Last Friday U.S. Senator Mike Rounds (R-SD) hosted an unprecedented panel discussion with producers and retailers in Ft. Pierre, SD. The panel was an effort to shine a light on the current market situation and develop partnerships that could lead to real change for both producers and consumers.
South Dakota Stockgrowers Executive Director James Halverson was invited to be a part of the panel. “This was a great chance to meet with retailers who are talking directly to consumers on a daily basis.” He said. “I greatly appreciate the Senator’s efforts and the South Dakota Retailers for being here and organizing this event.”
Other Panelists included: RF Buche, a South Dakota Grocer, Kecia Beranek, a South Dakota Restauranteur, Dan Cahoy, a South Dakota Grocer, Eric Iverson, a South Dakota Producer, and Brett Kenzy, R-CALF Region III Director. The event was hosted by the South Dakota Retailers Association with Executive Director Nathan Sanderson participating along with Sen. Rounds. Carrie Stadheim, Editor of the Tri-State Livestock News was the moderator.
A robust discussion was had that focused on many different areas of the supply chain from pasture to plate. Panelists also took questions from an audience of around 50 people including state and local media. Many panelists highlighted the choke point that the big four meat processors have right now in the supply chain.
“I tried to emphasize a couple points,” said Halverson. “As livestock producers we want the same thing retailers want, to provide the highest quality beef consumers desire and compete for their business. If we had proper ground rules being enforced both producers and retailers would see a greater share of the beef dollar. Currently, consumers are being misled by the packing conglomerate and neither producers nor consumers are getting a fair shake. I hope this meeting will lead to more discussions and cooperation between producers and retailers who are ultimately both fighting against the same meat packing mafia.”
Senator Rounds said, “In the middle of this whole thing, we’re all pointing at the same location, and that is, we’ve got a choke point in the ability in our country to process the beef and to have open competition,”
“The way to get a Senate debate,” he said, “is to grow the team. We’ve got a pretty good bench out there called consumers, and our focus has got to be on getting the message to the consumer about what’s going on and why they pay this huge price and who’s actually in the middle of it making the dollars and keeping the dollars.”
He added, “You don’t win this by having fights among yourselves.
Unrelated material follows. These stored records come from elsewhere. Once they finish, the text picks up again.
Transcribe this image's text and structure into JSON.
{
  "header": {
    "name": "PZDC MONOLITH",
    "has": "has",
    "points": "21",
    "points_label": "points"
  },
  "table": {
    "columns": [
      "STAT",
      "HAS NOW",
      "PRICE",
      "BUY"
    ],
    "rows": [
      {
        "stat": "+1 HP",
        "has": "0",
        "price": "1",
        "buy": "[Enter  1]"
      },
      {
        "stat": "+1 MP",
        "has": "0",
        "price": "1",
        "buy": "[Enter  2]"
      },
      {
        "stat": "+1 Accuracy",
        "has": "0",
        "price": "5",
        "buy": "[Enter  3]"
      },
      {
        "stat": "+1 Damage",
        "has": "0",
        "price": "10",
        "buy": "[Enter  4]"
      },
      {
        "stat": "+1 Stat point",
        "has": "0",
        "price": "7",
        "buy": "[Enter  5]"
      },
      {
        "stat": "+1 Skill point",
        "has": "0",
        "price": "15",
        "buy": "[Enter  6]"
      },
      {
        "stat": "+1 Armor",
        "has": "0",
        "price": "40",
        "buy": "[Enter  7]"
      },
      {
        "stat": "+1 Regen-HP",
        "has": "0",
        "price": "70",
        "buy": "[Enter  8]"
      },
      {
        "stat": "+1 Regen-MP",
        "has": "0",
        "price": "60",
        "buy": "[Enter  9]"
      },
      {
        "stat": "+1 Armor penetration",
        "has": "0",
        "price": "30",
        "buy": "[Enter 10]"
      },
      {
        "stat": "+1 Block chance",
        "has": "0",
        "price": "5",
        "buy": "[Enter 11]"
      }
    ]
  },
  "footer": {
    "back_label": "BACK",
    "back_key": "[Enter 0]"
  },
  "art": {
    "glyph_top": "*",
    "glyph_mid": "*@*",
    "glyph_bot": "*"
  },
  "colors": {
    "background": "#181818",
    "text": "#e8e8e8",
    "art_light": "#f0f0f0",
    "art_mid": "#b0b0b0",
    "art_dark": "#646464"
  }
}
You do this by sitting down and figuring out what we can agree on, and then you move forward and build that team — and we’ve got a ways to go to build that team.”